A physical barrier does not separate pedestrians and cyclists. Instead the pavement stones of the pedestrian and cycling areas are of a slightly different colour and the barrier is marked with a stripe of white paint. Needless to say, the bicycle lane is often filled with pedestrians and cyclists commonly use the lane for pedestrians.

As the areas of Yamate Dori have no on street parking, motorists often take advantage of the wide sidewalks for a quick parking stop – making the environment dangerous for both pedestrians and cyclists alike. These lanes not only disappear at pedestrian crossings, forcing pedestrians and cyclists to mix. They also disappear at bus stops and random driveways, including those of gas stations and convenience stores. This, combined with the width of the lanes and lack of separation from pedestrians, makes using the lanes little different from using the sidewalk.

It is a shame that more thought haven’t been put into the design of the bicycle lanes on Yamate Dori. Instead, the seemingly commitment to bring world-class infrastructure to Tokyo by implement bicycle infrastructure from the start of a project, has turned into a wasted opportunity.

Suido Doro

Tokyo’s Route 20 runs from the western suburbs of Tokyo to Shinjuku. In addition to being notoriously busy and dangerous, much of the route is overshadowed by an expressway that traps pollution and noise on street level, causing the cycling experience to be far from enjoyable.

However, running alongside Route 20 is Suido Doro, a long, straight and flat section of road that offers a much better cycling experience. In an effort to lure commuter cyclists off Route 20 at peak traffic times, the Tokyo Metropolitan Government have painted bicycle lanes on either side of Sudo Doro.

A valiant effort, but as we all know, painted lanes offer cyclists little protection and actually make cycling more dangerous when they’re littered with parked vehicles as the lanes of Suido Doro often are. A few hundred meters before reaching the cycling infrastructure of Yamate Dori, the lanes come to an inexplicably and sudden end, leaving the cyclists the option of continuing on the unpainted road surface or heading onto the narrow sidewalks.

If Tokyo wants to encourage bicycle commuting, it need to focus on creating safe and well-working cycling lanes from the suburbs to the city.

Asakusa Dori

Stretching from Ueno to Asakusa, Asakusa Dori is a surprising new bicycle lane development. Separated from the road by a fence, and from pedestrians by delightful gardens and planter boxes, this lane is a pleasure to ride. However it suffers from the same failings that characterize all sidewalk level bicycle lanes in Tokyo: The lane disappears at intersections and the green areas do little to keep pedestrians out of the bicycle lane.

While there are no directional markings on these lanes, the nature of Japanese sidewalk cycling dictates that the lanes are used bidirectional. The lanes are not perfect. Nevertheless, as the district is popular amongst tourists and known for its cheep bicycle hire scheme, they are most welcome in Asakusa.

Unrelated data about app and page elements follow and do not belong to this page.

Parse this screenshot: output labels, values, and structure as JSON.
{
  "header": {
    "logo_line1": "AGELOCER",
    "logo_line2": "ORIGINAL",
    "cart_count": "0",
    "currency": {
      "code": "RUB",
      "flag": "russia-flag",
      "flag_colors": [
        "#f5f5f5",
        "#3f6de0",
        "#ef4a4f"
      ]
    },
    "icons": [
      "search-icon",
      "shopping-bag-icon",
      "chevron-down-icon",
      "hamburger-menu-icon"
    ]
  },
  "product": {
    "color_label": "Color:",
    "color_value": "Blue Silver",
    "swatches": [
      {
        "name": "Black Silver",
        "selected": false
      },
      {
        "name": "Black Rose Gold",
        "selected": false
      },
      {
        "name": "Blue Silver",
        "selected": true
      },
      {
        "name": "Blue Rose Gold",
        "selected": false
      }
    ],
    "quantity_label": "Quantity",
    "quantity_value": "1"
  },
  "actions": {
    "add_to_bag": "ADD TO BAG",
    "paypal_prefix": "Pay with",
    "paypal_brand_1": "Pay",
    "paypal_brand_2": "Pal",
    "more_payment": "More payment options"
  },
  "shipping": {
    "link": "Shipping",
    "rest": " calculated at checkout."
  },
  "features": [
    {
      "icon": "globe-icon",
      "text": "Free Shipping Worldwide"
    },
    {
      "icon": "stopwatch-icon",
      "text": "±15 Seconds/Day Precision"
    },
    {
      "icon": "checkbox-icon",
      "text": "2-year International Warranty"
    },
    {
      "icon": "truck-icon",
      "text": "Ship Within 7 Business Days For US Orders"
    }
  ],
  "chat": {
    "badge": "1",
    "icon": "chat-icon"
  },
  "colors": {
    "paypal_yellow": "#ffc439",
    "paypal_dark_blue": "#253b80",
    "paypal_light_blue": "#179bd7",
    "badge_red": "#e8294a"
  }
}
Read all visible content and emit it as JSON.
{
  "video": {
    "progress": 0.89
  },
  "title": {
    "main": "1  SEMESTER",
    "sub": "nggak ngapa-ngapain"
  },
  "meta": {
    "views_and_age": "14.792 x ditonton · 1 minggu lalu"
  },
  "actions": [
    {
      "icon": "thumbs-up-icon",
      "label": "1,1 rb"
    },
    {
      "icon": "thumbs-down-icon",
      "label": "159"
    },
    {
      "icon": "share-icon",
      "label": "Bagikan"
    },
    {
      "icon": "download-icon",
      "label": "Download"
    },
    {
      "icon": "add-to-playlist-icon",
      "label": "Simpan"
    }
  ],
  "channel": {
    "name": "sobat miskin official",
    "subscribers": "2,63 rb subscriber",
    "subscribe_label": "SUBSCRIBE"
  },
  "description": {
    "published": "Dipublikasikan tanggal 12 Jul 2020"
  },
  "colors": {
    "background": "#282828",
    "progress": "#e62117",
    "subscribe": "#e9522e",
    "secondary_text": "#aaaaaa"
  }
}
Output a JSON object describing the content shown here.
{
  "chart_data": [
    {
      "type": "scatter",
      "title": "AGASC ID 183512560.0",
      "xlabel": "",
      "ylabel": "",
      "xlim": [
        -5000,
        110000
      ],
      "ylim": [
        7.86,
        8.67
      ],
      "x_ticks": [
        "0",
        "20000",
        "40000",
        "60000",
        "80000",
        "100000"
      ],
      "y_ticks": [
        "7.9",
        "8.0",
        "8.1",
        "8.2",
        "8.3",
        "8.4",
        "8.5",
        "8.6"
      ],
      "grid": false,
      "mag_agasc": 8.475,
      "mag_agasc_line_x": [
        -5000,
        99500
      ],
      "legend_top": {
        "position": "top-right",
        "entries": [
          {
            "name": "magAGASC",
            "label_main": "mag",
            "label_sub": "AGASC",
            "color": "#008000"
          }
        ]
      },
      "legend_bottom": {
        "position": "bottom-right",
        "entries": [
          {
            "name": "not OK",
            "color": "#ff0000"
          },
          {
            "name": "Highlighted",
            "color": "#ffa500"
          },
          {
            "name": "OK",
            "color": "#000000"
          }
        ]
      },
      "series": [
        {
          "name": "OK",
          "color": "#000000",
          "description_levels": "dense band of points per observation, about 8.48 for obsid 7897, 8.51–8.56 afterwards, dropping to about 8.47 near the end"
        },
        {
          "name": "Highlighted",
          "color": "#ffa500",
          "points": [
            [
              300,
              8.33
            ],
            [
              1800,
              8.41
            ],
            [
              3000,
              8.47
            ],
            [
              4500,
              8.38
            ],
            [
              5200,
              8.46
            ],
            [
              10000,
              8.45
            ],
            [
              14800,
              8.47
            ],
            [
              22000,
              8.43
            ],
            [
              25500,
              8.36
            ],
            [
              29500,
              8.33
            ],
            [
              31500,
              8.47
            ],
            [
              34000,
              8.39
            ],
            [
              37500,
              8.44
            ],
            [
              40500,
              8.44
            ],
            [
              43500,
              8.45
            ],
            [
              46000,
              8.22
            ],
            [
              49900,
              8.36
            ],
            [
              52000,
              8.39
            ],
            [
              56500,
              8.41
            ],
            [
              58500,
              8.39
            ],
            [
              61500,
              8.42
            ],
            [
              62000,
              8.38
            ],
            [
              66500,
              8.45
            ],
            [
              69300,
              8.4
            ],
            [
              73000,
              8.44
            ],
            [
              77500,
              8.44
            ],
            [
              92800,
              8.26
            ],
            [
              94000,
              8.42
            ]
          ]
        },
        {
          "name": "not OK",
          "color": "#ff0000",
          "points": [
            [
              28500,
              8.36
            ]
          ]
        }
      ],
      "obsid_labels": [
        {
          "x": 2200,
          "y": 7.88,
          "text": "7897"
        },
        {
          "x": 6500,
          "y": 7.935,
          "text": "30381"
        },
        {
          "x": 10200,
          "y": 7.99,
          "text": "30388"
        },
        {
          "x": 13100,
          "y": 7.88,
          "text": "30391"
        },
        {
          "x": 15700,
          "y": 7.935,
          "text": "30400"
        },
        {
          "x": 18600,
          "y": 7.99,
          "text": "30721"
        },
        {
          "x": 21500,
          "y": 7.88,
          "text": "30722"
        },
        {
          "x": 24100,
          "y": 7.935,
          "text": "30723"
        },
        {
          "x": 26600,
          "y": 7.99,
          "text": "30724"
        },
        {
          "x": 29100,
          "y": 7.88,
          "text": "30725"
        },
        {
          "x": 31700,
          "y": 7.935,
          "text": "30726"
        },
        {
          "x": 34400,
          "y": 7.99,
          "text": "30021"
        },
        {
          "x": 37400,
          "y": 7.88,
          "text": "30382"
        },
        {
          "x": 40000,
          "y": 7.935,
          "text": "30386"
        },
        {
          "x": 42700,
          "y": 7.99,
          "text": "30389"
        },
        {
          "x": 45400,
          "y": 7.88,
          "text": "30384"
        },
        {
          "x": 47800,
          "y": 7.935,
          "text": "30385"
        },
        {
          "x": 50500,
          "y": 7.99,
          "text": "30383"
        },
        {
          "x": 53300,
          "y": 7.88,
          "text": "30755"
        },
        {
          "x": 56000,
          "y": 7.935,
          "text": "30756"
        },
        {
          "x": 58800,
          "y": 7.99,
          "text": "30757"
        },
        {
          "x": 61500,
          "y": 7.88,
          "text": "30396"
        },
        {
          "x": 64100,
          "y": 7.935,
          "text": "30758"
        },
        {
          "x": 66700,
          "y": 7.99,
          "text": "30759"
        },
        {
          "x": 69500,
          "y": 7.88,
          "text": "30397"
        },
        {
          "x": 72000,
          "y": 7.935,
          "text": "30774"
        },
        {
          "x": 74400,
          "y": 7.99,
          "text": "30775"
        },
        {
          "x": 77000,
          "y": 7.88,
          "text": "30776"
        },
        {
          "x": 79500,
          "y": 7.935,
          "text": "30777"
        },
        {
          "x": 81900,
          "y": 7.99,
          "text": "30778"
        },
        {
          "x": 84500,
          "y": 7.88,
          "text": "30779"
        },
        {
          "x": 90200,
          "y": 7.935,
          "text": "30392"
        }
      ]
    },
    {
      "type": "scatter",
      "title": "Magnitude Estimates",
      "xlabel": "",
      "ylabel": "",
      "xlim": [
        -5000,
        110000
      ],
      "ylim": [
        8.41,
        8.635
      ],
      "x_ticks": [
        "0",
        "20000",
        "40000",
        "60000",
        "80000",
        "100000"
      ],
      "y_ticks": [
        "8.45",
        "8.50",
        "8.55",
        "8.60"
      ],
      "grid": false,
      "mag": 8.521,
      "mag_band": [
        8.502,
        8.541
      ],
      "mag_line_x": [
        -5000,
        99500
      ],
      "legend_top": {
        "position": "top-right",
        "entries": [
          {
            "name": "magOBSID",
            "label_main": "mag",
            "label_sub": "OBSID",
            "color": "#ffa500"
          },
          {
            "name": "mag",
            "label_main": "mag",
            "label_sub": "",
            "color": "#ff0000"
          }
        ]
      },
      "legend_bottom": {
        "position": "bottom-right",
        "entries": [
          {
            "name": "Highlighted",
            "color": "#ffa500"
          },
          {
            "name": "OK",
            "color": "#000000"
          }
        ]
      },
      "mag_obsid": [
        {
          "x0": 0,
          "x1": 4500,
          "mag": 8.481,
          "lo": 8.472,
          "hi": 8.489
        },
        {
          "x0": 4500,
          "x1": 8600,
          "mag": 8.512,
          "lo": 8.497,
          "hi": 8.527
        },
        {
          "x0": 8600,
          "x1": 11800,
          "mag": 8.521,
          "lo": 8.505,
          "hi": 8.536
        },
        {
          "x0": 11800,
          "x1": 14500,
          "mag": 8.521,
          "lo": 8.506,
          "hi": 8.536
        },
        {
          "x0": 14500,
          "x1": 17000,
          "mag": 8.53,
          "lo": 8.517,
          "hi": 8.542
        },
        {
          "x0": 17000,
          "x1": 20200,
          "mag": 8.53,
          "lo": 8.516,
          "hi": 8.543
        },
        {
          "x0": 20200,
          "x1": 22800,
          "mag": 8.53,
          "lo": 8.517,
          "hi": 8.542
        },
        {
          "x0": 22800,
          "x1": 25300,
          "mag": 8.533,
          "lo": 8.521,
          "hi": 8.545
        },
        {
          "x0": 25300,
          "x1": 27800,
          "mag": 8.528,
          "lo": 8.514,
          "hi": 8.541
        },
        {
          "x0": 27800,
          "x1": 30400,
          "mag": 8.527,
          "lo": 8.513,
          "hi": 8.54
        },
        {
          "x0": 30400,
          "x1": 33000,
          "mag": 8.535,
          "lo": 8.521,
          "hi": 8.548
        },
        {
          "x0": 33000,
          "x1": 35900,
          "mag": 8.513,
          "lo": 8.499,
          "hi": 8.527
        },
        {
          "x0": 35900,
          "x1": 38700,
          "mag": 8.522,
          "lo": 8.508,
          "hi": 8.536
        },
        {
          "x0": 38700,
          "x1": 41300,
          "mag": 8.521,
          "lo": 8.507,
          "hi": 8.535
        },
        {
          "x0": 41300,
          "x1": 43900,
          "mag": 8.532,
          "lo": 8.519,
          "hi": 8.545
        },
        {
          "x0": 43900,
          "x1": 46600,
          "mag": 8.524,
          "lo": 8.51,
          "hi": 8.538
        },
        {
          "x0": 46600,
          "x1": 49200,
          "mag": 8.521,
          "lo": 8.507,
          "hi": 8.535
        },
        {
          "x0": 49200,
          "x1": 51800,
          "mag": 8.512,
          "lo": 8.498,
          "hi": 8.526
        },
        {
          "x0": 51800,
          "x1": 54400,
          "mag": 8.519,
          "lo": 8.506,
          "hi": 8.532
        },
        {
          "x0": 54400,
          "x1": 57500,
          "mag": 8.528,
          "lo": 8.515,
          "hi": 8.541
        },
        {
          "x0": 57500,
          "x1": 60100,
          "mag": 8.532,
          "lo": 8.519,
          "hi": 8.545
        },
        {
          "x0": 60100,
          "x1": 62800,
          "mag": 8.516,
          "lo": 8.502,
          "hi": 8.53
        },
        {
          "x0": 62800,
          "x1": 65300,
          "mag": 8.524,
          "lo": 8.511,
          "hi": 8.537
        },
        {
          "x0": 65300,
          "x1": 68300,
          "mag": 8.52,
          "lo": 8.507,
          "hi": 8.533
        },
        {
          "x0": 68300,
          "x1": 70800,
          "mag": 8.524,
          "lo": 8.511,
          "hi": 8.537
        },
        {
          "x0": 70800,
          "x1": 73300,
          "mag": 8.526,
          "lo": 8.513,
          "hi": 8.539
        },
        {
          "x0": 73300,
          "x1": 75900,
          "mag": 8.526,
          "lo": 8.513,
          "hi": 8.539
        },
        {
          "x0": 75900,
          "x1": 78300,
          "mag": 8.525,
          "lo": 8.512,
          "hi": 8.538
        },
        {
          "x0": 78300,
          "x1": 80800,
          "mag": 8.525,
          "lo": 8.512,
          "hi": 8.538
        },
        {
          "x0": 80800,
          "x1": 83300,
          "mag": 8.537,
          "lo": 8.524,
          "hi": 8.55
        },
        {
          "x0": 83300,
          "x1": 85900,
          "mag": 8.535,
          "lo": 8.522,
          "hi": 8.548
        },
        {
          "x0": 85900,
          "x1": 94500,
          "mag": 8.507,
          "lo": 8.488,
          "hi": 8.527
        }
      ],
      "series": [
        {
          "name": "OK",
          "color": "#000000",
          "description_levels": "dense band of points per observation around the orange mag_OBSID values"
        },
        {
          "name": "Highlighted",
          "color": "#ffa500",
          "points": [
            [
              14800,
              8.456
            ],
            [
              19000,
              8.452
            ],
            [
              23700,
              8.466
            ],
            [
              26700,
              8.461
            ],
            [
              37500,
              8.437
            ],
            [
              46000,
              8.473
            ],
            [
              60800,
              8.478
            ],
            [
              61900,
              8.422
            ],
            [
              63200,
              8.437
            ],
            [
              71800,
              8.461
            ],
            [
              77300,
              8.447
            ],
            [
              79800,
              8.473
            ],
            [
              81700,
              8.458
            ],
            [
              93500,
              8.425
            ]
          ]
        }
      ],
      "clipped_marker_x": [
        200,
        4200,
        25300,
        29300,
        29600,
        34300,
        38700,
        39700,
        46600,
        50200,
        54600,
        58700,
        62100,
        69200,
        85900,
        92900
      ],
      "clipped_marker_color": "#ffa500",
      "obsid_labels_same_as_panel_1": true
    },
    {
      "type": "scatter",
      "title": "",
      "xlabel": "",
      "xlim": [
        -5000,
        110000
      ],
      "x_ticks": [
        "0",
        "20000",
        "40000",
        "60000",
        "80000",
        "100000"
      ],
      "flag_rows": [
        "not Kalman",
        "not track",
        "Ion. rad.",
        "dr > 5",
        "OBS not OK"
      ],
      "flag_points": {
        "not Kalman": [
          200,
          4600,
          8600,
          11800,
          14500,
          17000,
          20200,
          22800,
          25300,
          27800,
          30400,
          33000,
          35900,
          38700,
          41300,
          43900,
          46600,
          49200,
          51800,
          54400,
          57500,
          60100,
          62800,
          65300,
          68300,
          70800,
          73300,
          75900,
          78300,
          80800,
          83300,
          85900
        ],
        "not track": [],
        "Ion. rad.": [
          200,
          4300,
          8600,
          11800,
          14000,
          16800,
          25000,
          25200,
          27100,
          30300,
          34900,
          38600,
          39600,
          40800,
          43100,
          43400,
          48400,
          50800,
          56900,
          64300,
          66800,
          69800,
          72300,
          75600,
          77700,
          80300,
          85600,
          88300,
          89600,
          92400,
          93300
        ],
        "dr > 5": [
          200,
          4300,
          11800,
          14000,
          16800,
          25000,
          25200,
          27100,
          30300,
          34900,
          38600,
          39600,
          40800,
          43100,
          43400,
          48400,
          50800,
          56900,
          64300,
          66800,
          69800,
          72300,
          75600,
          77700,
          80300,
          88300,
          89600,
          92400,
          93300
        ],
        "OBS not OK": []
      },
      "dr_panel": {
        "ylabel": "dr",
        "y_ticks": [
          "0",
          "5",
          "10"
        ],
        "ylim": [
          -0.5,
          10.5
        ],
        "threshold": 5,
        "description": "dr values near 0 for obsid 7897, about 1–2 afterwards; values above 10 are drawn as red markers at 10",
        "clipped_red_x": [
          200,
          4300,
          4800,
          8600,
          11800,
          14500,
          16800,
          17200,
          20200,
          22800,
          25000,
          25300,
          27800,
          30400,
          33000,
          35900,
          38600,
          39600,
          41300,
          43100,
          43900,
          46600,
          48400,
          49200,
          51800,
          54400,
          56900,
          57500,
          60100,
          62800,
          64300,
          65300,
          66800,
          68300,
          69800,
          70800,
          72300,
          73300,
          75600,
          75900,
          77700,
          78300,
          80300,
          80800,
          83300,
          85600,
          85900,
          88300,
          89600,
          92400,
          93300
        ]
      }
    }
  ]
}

Shinjuku Dori

A line painted down the middle of a sidewalk does not create a bicycle lane. Not only does this make the lane too narrow: it does not take into account recycling bins that tend to litter the streets on garbage day, telegraph poles, phone boxes and other obstacles. We recommend not thinking of the lanes as bicycle lanes, but rather a reminder for cyclists to stick to the roadside of the sidewalks.


It is encouraging to see the efforts being made around Tokyo to implement cycling infrastructure to the city. Yet, the designs are less than ideal. The fact that an effort is being made is truly wonderful, but without good design and coordination between all the responsible municipalities, the opportunity to implement a world class cycling infrastructure will disappear.

The effort to accommodate cyclists around the city, and the mere fact that cycling is on the Governors agenda, is exciting. However, it would do Tokyo good to look abroad and study how other cities implement cycling lanes. Because – when Tokyo finally cracks the code on how to create a well-working cycling infrastructure, it will rapidly become one of the most bicycle friendly cities in the world.